Among the entries below, find the lines with the word "Mels" and copy them.

┌─ Data records

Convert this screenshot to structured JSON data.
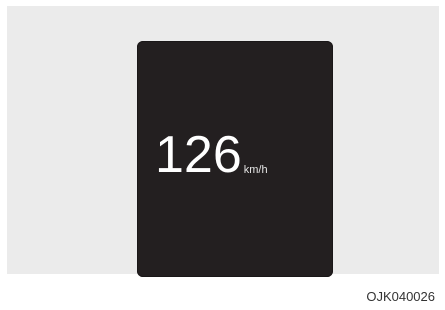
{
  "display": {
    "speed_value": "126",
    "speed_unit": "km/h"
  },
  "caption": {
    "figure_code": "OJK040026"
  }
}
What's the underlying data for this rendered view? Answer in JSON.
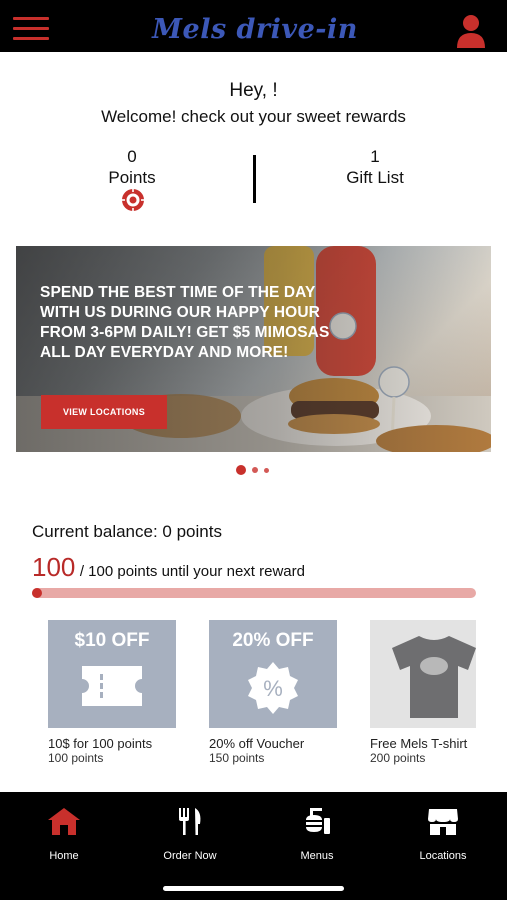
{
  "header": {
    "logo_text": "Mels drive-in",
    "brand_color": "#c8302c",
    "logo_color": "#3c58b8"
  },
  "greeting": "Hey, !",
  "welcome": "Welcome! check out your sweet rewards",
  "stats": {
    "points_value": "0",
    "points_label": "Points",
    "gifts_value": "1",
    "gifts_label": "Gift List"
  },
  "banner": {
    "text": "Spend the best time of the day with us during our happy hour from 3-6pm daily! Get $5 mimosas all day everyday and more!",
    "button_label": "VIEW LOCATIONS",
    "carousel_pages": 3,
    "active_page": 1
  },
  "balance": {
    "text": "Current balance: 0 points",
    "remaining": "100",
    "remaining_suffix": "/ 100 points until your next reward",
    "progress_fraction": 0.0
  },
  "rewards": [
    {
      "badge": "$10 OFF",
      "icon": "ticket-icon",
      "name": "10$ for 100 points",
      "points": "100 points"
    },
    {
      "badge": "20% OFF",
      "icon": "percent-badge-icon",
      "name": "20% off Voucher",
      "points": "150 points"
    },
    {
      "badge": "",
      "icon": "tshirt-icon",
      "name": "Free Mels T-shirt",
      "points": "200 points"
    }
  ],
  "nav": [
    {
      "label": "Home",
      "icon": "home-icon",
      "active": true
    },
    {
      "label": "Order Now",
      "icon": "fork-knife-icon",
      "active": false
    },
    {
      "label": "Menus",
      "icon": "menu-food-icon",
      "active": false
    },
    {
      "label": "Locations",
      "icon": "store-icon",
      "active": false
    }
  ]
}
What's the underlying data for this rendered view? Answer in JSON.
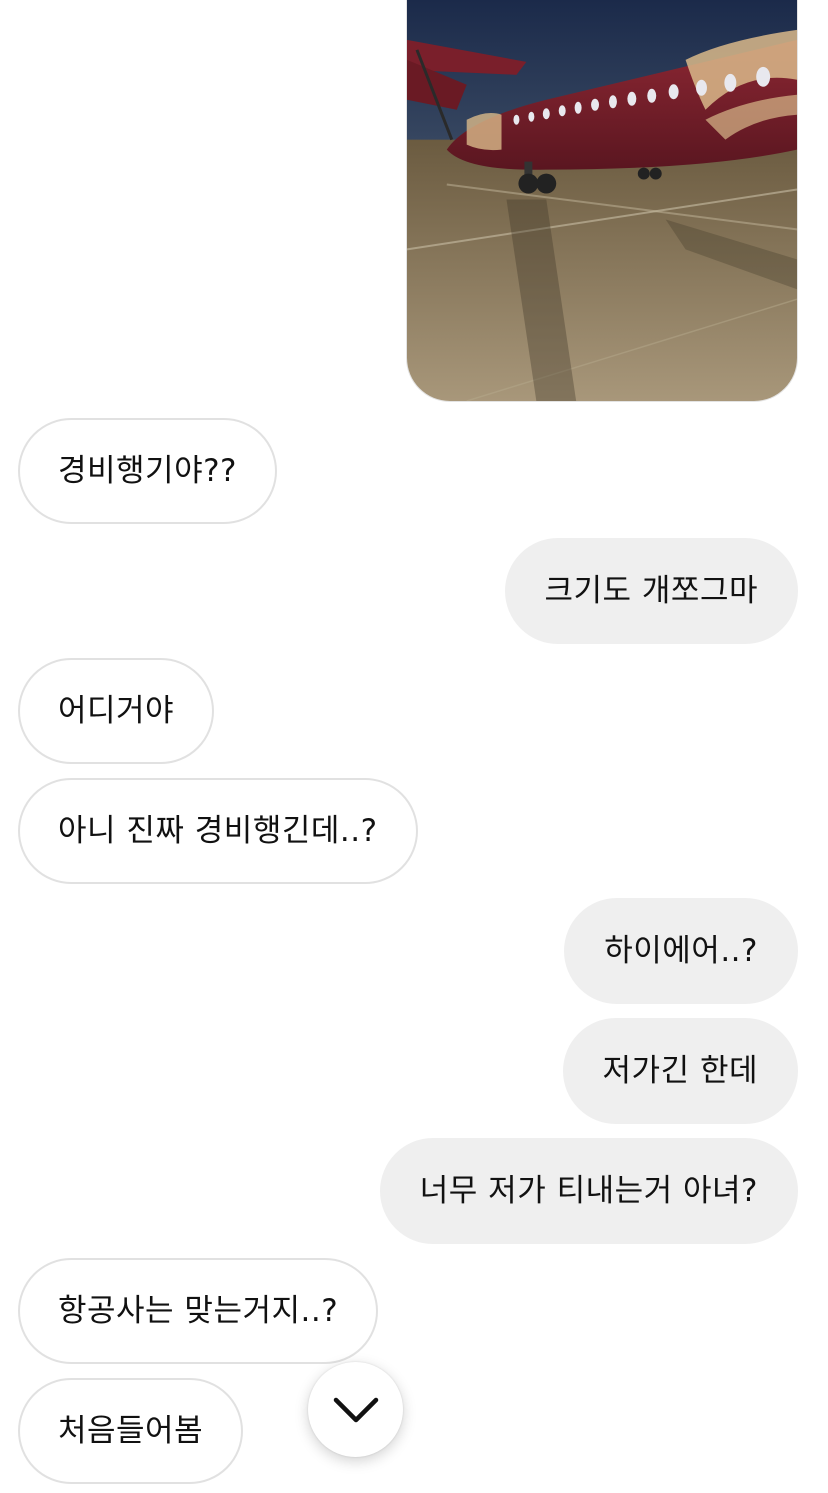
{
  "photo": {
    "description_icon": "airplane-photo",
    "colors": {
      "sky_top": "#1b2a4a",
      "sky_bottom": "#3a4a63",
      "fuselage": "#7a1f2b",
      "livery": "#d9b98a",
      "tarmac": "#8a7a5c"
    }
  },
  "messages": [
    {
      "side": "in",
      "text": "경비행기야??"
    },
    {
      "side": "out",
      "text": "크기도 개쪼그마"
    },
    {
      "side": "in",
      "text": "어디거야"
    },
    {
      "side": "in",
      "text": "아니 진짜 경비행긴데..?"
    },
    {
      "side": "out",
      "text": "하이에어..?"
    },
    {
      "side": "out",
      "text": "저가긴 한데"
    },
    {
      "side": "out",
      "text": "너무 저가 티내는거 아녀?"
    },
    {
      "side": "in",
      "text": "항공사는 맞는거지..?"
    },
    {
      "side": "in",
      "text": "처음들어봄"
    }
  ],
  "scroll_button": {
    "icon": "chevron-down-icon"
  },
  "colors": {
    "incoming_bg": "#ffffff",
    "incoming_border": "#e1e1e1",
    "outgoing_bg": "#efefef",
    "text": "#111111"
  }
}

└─

• [Output of the exercise]:
    "logo_text": "Mels drive-in",
      "name": "Free Mels T-shirt",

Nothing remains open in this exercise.